    3. If you encrypt your wallet and forget your password you’ve lost your coins

    Hope this helps

  15. Bitcoin-core actually downloads large chunks of and sometimes the entire blockchain to date. That’s why the gentleman’s hard disk is being eaten up. You can have this stored on an external drive or secondary internal (on a desktop) via the preferences settings. I have mine dumping to a 6TB internal that’s in my old mac pro tower from 2008. Those drives are relatively inexpensive these days (internal SATA drive in 6TB is $225ish and you can get smaller).

  16. Just wanted to give my opinion of my Ram 1500 with the eco diesel. In short I like the truck and after doing a lot of research it was a good fit for what I will do with it. A little more on the truck: 4X4, full 4 door, 5.5 ft bed, tow package, air suspension. I got it in Oct 2015 and so far have averaged about 25 mpg in mixed driving for the first 12K miles. I did reject Jack and Steven Harris’ advice and re-programmed the truck (previous episode).

    I would do you homework if you do modification as well. As a prior diesel mechanic and now a professional engineer I agree with their warnings. That said, I am now getting about 30 mpg and have improved towing, and have about 5K with the tuning.

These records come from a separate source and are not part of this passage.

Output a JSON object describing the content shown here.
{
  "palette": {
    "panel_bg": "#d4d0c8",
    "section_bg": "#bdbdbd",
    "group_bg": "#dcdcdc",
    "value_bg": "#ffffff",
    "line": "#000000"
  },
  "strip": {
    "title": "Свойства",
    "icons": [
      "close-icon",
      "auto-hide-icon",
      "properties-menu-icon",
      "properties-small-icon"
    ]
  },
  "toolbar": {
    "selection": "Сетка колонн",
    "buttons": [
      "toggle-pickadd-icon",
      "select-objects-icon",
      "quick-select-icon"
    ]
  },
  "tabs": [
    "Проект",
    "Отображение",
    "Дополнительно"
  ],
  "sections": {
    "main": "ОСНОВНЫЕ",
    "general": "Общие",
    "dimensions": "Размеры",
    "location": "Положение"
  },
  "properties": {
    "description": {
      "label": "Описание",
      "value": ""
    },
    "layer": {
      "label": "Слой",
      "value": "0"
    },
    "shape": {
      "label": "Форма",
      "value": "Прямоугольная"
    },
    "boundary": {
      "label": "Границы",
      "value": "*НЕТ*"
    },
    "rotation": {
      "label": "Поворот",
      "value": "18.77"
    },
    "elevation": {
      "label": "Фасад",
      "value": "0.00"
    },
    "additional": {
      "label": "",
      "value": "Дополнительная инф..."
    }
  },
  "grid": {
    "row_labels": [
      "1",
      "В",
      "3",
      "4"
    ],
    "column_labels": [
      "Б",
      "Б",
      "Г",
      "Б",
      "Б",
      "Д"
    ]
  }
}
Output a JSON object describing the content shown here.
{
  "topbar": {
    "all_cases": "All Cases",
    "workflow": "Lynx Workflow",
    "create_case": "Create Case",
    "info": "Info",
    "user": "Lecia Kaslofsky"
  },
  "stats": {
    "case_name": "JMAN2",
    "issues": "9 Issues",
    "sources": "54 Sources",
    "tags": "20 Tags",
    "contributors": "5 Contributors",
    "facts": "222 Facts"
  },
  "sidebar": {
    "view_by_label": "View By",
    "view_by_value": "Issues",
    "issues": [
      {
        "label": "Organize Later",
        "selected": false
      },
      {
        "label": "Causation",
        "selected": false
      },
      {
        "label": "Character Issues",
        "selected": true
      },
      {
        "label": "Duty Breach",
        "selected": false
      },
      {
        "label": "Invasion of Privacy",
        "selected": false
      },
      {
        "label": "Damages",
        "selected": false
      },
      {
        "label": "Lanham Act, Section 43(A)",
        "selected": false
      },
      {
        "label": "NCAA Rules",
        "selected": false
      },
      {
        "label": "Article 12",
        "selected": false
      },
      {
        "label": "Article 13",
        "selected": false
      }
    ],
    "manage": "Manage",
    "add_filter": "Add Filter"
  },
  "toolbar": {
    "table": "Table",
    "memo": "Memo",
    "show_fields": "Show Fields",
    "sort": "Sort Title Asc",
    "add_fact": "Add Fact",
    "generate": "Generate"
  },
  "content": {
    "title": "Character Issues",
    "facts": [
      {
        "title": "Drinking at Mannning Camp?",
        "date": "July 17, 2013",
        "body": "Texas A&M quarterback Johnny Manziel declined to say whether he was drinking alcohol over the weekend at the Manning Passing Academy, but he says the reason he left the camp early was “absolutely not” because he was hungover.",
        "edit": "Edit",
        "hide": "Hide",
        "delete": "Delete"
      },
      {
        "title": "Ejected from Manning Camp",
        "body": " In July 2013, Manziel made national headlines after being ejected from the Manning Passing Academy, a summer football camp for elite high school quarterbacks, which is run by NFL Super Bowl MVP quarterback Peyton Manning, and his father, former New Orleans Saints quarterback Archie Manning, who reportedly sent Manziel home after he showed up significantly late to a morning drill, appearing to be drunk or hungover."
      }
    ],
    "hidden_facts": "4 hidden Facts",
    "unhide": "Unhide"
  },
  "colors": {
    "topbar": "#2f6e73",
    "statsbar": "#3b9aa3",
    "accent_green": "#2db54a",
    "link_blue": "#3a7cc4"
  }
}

    I use the truck as a daily driver on my 50ish mile commute. On the weekends it is used for typical homesteader / farmer / weekend warrior tasks on my 70 acre farm. This include towing a couple of trailers; the larger is a tandem axle 16ft I use to haul a tractor with backhoe. That is also about the maximum I would recommend safely pulling unless you are in really flat country.

    The air suspension is actually well worth the extra money. It will self adjust to the load providing for better handling and economy when under load. It also lowers to allows for easy entry (I have a 5ft nothing wife, and small son) but, will adjust to a taller off road height allowing more clearance; handy when I cross the creeks at the farm. My biggest complaints are the poorly designed key fob and the crummy stock tires.
    If you have any further questions let me know. It is a big purchase and we have to help each other out.